This Saturday brought the 6th Annual Jersey City Book Festival, "A Tale of Our Cities," sponsored by the Jersey City Public Library and the Jersey City Department of Cultural Affairs at beautiful Van Vorst Park in downtown Jersey City, which I must admit I had never heard about until 1) Evie Shockley mentioned it to me on Friday and 2) Vincent Czyz sent me an email alerting me that it was happening. If I count back 6 years, that brings me to 2008, so I would have missed it anyway every fall except for 2009, when I had a rare sabbatical and was back in Jersey City, but I don't remember a book fair then, and I try to pay attention to what's happening on this side of the river as much as I do the excitements across the Hudson.
Nevertheless, though its existence was news to me I went, stopped the various tables, and listened to part of a reading by one of our many local authors. More like the Harlem Book Fair and less like the Brooklyn Book Festival, the authors were preponderantly self-published, though some smaller houses were present, as was the Rutgers University Press, which was doing a brisk business, as I witnessed and as an author at a nearby table told me, though neither of the reps behind the cordillera of RUP books would deign even to look in my direction. (SAMO.) Given how many books I regularly buy, it was their loss. A local celeb, former Seton Hall University and Utah Jazz baller Luther Wright was present signing his book, as was author Steven Hart, whose book American Dictator seemed to be quite a draw. There was also a vibrant author lineup for children.

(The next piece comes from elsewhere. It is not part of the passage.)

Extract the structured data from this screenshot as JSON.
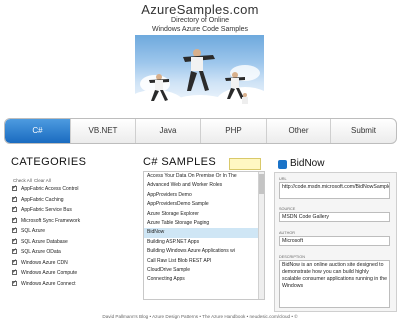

One of Jersey City's longtime publishers, Talisman House, which has issued vital volumes by Joseph Lease, William Bronk and others, is no longer based here and thus was not present; they have since moved to Greenfield, Massachusetts. I'm not sure if there are that many independent publishers (The Jersey Journal, Science Fiction and Fantasy Magazine, Poohdolph, and a few others) in Jersey City, though I imagine there must be some in the surrounding areas--not counting, of course, the publishing capital of the United States, New York City--including Newark.
I hope that next year the organizers will beat the bushes and try to bring in more publishers, more local writers (I was surprised that none of the authors I know who teach at Jersey City-based or other local institutions like St. Peter's University, New Jersey City University, or Hoboken's Stevens Institute of Technology were on the roster, nor were Rutgers-Newark and New Brunswick colleagues, nor even were local schoolchildren; at the very least, a poetry slam or story-reading event would have been a great addition), and a greater presence of e-publishing and e-books.
While I was there the event appeared a bit sparsely attended, but I attribute this mostly to the scant publicity. Given the like nice end-of-summer/early fall weather, the ambience of the park, the sizable elevated gazebo and stage, and the ample space, a livelier, better attended book fair is possible. Once Word comes to town, perhaps they'll help jumpstart things. Meanwhile, for an example of a jam-packed (to the point of daze-inducing) book festival, there's that gathering next weekend in Brooklyn.
|Vincent Czyz and his lovely wife|
|An author speaking to a reader|
(the author had written a huge book
about how NYC schoolkids had predicted
the global financial collapse)
|Booksellers and an outreach table|
|Rutgers University Press's table|
|Reading on the gazebo|
|A children's book author|